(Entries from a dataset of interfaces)
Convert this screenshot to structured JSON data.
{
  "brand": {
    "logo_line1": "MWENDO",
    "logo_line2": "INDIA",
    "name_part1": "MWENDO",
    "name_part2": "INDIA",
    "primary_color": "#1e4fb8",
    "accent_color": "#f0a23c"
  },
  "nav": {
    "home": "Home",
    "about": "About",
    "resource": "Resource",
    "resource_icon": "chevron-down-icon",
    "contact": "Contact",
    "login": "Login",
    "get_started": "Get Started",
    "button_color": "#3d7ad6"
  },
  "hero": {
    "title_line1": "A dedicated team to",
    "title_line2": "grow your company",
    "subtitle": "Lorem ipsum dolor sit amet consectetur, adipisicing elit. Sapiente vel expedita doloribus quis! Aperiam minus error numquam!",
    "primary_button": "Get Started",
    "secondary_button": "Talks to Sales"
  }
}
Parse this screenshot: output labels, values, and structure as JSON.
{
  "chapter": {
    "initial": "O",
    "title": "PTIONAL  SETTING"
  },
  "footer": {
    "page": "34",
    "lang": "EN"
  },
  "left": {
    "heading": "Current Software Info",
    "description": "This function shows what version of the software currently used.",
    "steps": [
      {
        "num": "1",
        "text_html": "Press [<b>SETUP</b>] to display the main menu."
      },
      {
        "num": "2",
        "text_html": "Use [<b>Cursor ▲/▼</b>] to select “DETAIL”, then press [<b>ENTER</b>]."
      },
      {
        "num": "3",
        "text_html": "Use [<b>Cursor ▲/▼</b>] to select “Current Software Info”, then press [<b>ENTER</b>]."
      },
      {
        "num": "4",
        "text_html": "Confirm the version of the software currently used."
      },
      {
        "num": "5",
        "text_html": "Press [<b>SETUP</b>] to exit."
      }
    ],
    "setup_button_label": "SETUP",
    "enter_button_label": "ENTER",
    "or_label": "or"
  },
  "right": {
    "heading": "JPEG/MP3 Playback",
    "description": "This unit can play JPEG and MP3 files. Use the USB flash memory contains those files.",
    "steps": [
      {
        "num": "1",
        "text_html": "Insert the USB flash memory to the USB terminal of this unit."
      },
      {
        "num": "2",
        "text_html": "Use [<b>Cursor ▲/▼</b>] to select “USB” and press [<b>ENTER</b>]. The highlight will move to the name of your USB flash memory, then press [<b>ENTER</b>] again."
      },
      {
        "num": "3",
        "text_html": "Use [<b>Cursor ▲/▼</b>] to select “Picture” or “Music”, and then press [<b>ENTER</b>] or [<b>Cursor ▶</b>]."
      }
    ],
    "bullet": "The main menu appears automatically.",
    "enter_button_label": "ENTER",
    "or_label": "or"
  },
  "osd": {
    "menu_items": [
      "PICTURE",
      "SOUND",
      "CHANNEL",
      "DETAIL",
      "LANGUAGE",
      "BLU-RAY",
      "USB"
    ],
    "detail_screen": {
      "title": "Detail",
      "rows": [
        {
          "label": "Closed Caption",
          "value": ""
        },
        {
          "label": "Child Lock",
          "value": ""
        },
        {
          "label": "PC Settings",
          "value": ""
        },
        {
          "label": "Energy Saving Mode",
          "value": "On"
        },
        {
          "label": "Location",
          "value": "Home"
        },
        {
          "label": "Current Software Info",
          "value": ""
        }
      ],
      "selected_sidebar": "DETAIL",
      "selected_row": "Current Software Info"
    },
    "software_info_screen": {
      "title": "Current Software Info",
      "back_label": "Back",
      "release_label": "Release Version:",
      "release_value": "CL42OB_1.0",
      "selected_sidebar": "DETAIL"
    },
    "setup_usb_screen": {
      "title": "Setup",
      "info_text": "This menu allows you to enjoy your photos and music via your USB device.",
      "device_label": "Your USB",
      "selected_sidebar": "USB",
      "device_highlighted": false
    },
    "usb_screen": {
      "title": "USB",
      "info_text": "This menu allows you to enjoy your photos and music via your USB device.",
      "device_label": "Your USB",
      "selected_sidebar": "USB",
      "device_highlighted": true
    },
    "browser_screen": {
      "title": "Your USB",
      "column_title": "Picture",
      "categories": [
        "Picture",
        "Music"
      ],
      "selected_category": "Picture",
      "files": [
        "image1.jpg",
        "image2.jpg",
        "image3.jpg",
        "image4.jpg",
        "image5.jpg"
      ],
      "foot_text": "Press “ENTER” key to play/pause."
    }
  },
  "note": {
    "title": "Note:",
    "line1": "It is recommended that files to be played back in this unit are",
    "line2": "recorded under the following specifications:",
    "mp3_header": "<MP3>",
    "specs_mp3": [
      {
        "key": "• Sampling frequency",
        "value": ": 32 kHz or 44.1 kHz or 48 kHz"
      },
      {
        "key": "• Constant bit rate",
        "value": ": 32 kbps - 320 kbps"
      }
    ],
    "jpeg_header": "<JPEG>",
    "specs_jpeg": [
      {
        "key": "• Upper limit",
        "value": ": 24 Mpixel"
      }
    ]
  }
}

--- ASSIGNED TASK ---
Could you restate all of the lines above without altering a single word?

--- EXPECTED OUTPUT ---
Convert this screenshot to structured JSON data.
{
  "brand": {
    "logo_line1": "MWENDO",
    "logo_line2": "INDIA",
    "name_part1": "MWENDO",
    "name_part2": "INDIA",
    "primary_color": "#1e4fb8",
    "accent_color": "#f0a23c"
  },
  "nav": {
    "home": "Home",
    "about": "About",
    "resource": "Resource",
    "resource_icon": "chevron-down-icon",
    "contact": "Contact",
    "login": "Login",
    "get_started": "Get Started",
    "button_color": "#3d7ad6"
  },
  "hero": {
    "title_line1": "A dedicated team to",
    "title_line2": "grow your company",
    "subtitle": "Lorem ipsum dolor sit amet consectetur, adipisicing elit. Sapiente vel expedita doloribus quis! Aperiam minus error numquam!",
    "primary_button": "Get Started",
    "secondary_button": "Talks to Sales"
  }
}
Parse this screenshot: output labels, values, and structure as JSON.
{
  "chapter": {
    "initial": "O",
    "title": "PTIONAL  SETTING"
  },
  "footer": {
    "page": "34",
    "lang": "EN"
  },
  "left": {
    "heading": "Current Software Info",
    "description": "This function shows what version of the software currently used.",
    "steps": [
      {
        "num": "1",
        "text_html": "Press [<b>SETUP</b>] to display the main menu."
      },
      {
        "num": "2",
        "text_html": "Use [<b>Cursor ▲/▼</b>] to select “DETAIL”, then press [<b>ENTER</b>]."
      },
      {
        "num": "3",
        "text_html": "Use [<b>Cursor ▲/▼</b>] to select “Current Software Info”, then press [<b>ENTER</b>]."
      },
      {
        "num": "4",
        "text_html": "Confirm the version of the software currently used."
      },
      {
        "num": "5",
        "text_html": "Press [<b>SETUP</b>] to exit."
      }
    ],
    "setup_button_label": "SETUP",
    "enter_button_label": "ENTER",
    "or_label": "or"
  },
  "right": {
    "heading": "JPEG/MP3 Playback",
    "description": "This unit can play JPEG and MP3 files. Use the USB flash memory contains those files.",
    "steps": [
      {
        "num": "1",
        "text_html": "Insert the USB flash memory to the USB terminal of this unit."
      },
      {
        "num": "2",
        "text_html": "Use [<b>Cursor ▲/▼</b>] to select “USB” and press [<b>ENTER</b>]. The highlight will move to the name of your USB flash memory, then press [<b>ENTER</b>] again."
      },
      {
        "num": "3",
        "text_html": "Use [<b>Cursor ▲/▼</b>] to select “Picture” or “Music”, and then press [<b>ENTER</b>] or [<b>Cursor ▶</b>]."
      }
    ],
    "bullet": "The main menu appears automatically.",
    "enter_button_label": "ENTER",
    "or_label": "or"
  },
  "osd": {
    "menu_items": [
      "PICTURE",
      "SOUND",
      "CHANNEL",
      "DETAIL",
      "LANGUAGE",
      "BLU-RAY",
      "USB"
    ],
    "detail_screen": {
      "title": "Detail",
      "rows": [
        {
          "label": "Closed Caption",
          "value": ""
        },
        {
          "label": "Child Lock",
          "value": ""
        },
        {
          "label": "PC Settings",
          "value": ""
        },
        {
          "label": "Energy Saving Mode",
          "value": "On"
        },
        {
          "label": "Location",
          "value": "Home"
        },
        {
          "label": "Current Software Info",
          "value": ""
        }
      ],
      "selected_sidebar": "DETAIL",
      "selected_row": "Current Software Info"
    },
    "software_info_screen": {
      "title": "Current Software Info",
      "back_label": "Back",
      "release_label": "Release Version:",
      "release_value": "CL42OB_1.0",
      "selected_sidebar": "DETAIL"
    },
    "setup_usb_screen": {
      "title": "Setup",
      "info_text": "This menu allows you to enjoy your photos and music via your USB device.",
      "device_label": "Your USB",
      "selected_sidebar": "USB",
      "device_highlighted": false
    },
    "usb_screen": {
      "title": "USB",
      "info_text": "This menu allows you to enjoy your photos and music via your USB device.",
      "device_label": "Your USB",
      "selected_sidebar": "USB",
      "device_highlighted": true
    },
    "browser_screen": {
      "title": "Your USB",
      "column_title": "Picture",
      "categories": [
        "Picture",
        "Music"
      ],
      "selected_category": "Picture",
      "files": [
        "image1.jpg",
        "image2.jpg",
        "image3.jpg",
        "image4.jpg",
        "image5.jpg"
      ],
      "foot_text": "Press “ENTER” key to play/pause."
    }
  },
  "note": {
    "title": "Note:",
    "line1": "It is recommended that files to be played back in this unit are",
    "line2": "recorded under the following specifications:",
    "mp3_header": "<MP3>",
    "specs_mp3": [
      {
        "key": "• Sampling frequency",
        "value": ": 32 kHz or 44.1 kHz or 48 kHz"
      },
      {
        "key": "• Constant bit rate",
        "value": ": 32 kbps - 320 kbps"
      }
    ],
    "jpeg_header": "<JPEG>",
    "specs_jpeg": [
      {
        "key": "• Upper limit",
        "value": ": 24 Mpixel"
      }
    ]
  }
}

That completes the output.